(Data to examine Opens)
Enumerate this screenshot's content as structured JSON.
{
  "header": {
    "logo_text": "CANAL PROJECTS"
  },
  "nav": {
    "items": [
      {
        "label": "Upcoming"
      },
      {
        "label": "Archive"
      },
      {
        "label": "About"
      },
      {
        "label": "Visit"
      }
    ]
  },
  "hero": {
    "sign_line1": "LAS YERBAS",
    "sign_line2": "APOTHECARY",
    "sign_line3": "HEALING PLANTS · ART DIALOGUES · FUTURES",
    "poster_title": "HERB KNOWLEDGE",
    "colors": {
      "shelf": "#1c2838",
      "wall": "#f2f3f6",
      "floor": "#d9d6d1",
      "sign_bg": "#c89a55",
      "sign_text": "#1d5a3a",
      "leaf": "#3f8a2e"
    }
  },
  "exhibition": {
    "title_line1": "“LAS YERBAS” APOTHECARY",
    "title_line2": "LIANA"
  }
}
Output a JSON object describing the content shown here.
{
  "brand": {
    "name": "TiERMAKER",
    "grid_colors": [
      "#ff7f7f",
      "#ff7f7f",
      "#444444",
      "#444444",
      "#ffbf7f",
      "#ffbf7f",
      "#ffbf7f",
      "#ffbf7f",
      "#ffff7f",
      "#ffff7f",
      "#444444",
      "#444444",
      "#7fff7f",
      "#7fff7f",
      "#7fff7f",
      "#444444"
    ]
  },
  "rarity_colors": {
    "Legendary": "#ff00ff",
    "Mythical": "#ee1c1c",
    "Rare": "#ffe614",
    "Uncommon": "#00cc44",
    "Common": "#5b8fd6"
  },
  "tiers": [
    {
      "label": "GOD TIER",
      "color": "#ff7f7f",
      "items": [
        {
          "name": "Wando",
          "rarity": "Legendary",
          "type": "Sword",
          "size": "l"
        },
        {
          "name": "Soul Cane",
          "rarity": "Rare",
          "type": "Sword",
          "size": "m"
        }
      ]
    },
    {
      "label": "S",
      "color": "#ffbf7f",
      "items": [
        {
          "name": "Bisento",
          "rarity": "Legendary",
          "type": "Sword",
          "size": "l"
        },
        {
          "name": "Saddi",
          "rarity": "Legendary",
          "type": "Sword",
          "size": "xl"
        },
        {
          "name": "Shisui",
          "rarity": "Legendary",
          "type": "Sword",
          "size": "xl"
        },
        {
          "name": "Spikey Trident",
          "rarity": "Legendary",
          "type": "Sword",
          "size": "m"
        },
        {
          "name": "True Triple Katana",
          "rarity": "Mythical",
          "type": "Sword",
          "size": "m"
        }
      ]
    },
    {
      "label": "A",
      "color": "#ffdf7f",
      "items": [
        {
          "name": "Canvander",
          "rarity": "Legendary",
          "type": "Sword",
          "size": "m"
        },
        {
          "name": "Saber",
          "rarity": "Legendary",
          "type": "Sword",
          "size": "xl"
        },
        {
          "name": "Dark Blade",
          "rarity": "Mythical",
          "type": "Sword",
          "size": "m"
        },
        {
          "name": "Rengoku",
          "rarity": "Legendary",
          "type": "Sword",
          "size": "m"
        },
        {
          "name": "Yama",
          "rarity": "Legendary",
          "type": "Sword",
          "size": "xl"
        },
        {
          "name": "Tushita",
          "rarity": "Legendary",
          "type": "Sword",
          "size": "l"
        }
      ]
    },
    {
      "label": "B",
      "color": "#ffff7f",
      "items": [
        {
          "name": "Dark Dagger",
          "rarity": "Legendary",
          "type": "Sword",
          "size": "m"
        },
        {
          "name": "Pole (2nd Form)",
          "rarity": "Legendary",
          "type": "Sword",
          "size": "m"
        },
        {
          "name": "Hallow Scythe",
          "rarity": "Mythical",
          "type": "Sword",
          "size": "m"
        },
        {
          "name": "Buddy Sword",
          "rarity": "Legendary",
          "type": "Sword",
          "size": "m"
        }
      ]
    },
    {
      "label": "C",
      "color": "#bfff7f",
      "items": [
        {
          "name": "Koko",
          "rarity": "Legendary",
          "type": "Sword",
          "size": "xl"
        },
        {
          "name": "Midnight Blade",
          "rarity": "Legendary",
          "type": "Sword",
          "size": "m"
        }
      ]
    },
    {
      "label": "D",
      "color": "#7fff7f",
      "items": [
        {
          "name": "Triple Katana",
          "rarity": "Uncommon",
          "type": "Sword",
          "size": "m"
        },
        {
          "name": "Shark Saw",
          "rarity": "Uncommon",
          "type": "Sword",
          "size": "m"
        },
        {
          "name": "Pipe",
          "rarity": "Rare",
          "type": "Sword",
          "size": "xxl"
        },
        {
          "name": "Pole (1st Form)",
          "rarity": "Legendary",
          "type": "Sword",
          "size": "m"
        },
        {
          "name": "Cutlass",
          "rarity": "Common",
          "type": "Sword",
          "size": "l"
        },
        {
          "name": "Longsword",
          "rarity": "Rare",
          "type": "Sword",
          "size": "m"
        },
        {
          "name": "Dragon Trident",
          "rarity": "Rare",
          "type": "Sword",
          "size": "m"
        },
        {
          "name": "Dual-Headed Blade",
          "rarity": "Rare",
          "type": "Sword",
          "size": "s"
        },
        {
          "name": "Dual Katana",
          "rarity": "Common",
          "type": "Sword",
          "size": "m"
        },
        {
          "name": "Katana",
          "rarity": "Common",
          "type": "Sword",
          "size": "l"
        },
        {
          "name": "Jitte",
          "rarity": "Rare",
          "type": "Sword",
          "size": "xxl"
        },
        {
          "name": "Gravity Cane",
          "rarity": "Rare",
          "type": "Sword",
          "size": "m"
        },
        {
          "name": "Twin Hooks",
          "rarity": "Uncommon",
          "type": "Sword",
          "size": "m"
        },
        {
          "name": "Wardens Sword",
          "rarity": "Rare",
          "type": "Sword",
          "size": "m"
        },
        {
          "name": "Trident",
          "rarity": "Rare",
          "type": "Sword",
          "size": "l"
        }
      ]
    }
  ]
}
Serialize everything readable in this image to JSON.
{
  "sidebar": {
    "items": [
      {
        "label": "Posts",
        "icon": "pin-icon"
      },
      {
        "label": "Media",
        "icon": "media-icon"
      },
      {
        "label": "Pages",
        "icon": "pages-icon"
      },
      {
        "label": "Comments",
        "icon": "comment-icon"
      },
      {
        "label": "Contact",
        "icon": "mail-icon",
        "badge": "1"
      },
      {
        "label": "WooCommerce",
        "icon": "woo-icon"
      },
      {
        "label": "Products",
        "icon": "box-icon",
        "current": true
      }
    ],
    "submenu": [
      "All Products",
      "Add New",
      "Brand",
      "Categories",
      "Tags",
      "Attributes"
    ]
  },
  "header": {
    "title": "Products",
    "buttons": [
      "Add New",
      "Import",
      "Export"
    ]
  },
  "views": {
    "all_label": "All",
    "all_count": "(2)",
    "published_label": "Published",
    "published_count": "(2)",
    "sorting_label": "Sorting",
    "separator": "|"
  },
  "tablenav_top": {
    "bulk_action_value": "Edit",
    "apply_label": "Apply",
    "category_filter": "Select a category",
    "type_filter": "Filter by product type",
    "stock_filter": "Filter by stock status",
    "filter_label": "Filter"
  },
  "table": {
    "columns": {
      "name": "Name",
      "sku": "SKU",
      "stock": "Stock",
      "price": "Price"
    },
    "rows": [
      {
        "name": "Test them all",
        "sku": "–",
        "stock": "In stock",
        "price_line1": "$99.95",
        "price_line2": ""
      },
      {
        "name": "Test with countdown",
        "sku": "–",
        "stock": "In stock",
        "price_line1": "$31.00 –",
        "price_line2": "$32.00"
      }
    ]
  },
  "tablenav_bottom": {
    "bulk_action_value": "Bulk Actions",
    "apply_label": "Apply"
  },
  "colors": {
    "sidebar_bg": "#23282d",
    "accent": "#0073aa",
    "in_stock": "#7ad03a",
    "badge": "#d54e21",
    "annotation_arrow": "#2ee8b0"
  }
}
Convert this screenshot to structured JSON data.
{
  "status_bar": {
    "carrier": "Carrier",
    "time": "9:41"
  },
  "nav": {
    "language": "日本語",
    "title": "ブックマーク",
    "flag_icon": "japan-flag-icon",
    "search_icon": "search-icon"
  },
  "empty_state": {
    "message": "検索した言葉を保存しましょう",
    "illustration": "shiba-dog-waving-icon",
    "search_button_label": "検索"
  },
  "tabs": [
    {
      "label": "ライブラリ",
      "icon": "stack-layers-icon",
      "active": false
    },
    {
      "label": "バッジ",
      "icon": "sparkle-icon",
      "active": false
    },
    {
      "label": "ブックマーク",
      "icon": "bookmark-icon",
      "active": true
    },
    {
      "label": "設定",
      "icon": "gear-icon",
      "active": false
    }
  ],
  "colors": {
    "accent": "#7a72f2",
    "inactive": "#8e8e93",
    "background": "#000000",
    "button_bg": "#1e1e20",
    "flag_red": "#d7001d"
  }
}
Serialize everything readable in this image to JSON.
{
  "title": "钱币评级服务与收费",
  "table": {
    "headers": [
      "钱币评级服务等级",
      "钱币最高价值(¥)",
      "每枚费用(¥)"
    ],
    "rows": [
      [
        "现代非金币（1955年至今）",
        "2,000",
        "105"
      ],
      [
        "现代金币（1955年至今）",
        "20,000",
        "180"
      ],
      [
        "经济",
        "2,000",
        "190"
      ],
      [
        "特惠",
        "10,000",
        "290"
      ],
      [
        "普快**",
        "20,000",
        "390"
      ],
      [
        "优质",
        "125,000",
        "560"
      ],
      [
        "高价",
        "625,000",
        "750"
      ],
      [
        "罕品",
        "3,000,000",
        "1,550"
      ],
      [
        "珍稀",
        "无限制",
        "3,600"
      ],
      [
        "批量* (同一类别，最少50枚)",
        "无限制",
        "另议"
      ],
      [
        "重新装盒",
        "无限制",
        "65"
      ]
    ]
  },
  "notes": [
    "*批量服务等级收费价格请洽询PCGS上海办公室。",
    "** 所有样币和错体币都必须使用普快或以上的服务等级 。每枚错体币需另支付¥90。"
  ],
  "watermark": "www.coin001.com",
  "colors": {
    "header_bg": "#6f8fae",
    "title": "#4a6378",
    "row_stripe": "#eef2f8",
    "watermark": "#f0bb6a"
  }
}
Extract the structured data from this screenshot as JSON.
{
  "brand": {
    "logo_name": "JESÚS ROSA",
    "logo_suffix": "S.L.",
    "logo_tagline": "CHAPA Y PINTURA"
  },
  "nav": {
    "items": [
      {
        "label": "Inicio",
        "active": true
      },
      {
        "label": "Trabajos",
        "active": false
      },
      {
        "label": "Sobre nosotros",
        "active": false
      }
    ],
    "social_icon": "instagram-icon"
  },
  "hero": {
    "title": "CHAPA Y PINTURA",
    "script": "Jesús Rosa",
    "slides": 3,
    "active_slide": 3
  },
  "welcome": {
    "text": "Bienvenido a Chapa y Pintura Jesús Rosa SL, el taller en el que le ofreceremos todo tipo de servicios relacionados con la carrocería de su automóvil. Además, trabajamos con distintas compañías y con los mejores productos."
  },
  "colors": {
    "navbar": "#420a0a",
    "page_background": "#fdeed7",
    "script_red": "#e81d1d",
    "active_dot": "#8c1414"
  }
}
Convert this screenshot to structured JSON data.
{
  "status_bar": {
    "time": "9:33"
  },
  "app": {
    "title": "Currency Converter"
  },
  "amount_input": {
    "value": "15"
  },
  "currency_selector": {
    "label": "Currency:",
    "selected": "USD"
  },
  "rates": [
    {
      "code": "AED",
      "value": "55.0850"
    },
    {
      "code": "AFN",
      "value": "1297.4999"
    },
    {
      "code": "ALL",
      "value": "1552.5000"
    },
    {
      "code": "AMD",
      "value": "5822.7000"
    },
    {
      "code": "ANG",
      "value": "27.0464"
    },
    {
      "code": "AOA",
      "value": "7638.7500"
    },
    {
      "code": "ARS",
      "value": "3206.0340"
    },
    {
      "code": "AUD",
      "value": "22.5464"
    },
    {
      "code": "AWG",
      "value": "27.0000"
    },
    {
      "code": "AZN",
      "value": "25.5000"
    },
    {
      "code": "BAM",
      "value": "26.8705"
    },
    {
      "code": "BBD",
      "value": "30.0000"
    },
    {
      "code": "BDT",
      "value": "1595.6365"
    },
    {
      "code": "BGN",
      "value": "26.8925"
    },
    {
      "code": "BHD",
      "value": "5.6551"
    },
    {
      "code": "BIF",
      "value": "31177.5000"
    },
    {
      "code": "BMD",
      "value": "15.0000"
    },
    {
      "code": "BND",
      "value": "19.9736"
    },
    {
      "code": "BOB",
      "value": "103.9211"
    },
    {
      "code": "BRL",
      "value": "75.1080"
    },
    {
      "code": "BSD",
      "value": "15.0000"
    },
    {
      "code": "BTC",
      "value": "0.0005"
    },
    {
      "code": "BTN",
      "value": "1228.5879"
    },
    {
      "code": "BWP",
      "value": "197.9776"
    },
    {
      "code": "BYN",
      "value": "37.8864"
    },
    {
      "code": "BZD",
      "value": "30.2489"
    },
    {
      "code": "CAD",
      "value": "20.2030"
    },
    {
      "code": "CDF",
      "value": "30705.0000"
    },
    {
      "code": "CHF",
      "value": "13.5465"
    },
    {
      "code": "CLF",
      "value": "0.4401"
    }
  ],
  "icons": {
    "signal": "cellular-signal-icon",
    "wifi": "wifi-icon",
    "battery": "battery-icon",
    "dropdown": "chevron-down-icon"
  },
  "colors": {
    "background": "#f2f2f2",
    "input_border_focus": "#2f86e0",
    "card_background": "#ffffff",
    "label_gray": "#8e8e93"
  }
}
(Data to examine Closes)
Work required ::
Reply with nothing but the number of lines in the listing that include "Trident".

Exercise answer ::
3